Common Core ConnectionsI.D. 9
Student Worksheet I.D.by Vicki Grant
EXCERPT FOUR
hat’s wat I needed to do. Escape. I knew I ad to ind anoter way to get out o tîs pace. I pîcked up a te cards and stuf and put tem back în te waet. I trîed to put tem în just te way tey were beore. I put Aexa’s number în my back pocket. I counted te money et. About ity-seven doars. he next day I’d borrow eîgteen doars rom my sîster, and ten I’d ca Asbury on te pone.

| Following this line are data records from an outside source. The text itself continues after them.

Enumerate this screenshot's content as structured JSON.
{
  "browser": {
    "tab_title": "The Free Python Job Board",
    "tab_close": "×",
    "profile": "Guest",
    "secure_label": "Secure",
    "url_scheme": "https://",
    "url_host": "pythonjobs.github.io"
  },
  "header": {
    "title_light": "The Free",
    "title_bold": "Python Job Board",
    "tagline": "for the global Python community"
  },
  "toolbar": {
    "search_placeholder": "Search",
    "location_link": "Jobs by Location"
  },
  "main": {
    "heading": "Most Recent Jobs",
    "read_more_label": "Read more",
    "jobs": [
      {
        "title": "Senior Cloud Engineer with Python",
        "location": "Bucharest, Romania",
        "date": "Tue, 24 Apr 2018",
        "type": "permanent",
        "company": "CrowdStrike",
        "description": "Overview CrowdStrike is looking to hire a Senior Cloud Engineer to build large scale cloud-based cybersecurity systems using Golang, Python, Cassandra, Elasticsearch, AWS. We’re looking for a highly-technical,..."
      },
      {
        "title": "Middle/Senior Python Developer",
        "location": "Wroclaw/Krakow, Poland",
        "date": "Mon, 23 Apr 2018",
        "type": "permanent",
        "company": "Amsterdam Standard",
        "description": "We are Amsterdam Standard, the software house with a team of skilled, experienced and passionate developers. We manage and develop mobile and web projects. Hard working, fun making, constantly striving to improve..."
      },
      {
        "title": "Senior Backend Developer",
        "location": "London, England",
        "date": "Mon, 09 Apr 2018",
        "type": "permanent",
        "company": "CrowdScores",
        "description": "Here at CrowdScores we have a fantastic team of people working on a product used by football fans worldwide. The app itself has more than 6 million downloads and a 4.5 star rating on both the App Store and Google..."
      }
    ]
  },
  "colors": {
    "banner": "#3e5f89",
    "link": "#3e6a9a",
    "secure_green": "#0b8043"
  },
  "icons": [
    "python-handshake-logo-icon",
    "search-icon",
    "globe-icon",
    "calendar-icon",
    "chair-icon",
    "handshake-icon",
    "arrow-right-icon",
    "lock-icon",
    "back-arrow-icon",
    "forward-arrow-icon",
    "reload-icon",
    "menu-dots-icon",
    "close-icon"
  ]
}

I igured a rîc guy îke îm woud probaby gîve me a nîce reward or returnîng îs waet sae and sound. hat woud be my irst step out o ere.
EXCERPT FIVE
I ad te money now, toug. I’d just borrow some more rom te waet. No, I woudn’t. I woudn’t borrow ît. I’d take te money. I’d ca Asbury and te îm I ound te waet, but tere was no cas în ît. Wat woud a guy îke îm care about seventy-ive bucks? He’d be gad just to get îs cards and stuf back. hey were stî wort a reward. I’d et drop tat I îved on Fuer Terrace. He’d know anyone îvîng în a pace îke tat coud use some money. Maybe e’d turn out to be a nîce guy ater a and gîve me sometîng good.
EXCERPT SIX
It wasn’t aîr. It wasn’t my aut my parents coudn’t get teîr crappy îves togeter. It wasn’t my aut my moter ad to quît aîrdressîng scoo wen I was born. It wasn’t my aut my ater took of. It wasn’t my aut Ron was a jerk, we îved în a oe, scoo sucked. I dîdn’t ask to be born. I I dîd, I sure woudn’t ave asked to be born înto tat screwed-up amîy. hîs was teîr aut—but I was te one wo ad to îve wît te consequences. We, rîg tat. No more. I’d ad enoug. I reaîzed wat I was goîng to do. I soud ave tougt o ît earîer. I opened te waet. I ooked at tat pîcture o Asbury agaîn. I counted te money I ad et. I’d passed a drugstore on te way ere. I was goîng back to ind tat store.
10 Common Core ConnectionsI.D.